EXERCISE: Only the lines from the one containing "Convert this screenshot" through the end of the entries should be repeated, exactly as they appear, first and last included.

THE RECORDS:

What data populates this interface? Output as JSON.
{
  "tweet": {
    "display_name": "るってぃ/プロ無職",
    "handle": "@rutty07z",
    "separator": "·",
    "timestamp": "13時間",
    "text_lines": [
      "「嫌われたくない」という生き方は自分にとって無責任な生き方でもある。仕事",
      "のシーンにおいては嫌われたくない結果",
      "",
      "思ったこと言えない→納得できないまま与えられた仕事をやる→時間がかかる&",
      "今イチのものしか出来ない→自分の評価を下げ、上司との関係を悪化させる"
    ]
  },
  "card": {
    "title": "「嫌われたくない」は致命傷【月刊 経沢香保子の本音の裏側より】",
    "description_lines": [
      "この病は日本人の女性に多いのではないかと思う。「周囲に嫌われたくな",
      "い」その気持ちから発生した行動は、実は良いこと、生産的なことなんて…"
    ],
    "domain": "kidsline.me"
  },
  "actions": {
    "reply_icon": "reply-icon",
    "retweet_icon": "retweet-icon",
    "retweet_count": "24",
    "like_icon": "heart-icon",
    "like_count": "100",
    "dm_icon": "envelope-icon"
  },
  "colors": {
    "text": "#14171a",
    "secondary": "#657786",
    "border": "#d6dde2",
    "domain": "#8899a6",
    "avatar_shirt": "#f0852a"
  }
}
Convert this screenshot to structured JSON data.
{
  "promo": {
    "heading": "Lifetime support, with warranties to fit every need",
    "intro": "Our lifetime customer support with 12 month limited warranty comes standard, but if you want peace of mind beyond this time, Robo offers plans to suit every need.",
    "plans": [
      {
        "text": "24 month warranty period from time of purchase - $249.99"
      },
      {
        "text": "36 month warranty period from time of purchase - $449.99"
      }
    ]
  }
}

RESPONSE TO THE TASK:
Convert this screenshot to structured JSON data.
{
  "promo": {
    "heading": "Lifetime support, with warranties to fit every need",
    "intro": "Our lifetime customer support with 12 month limited warranty comes standard, but if you want peace of mind beyond this time, Robo offers plans to suit every need.",
    "plans": [
      {
        "text": "24 month warranty period from time of purchase - $249.99"
      },
      {
        "text": "36 month warranty period from time of purchase - $449.99"
      }
    ]
  }
}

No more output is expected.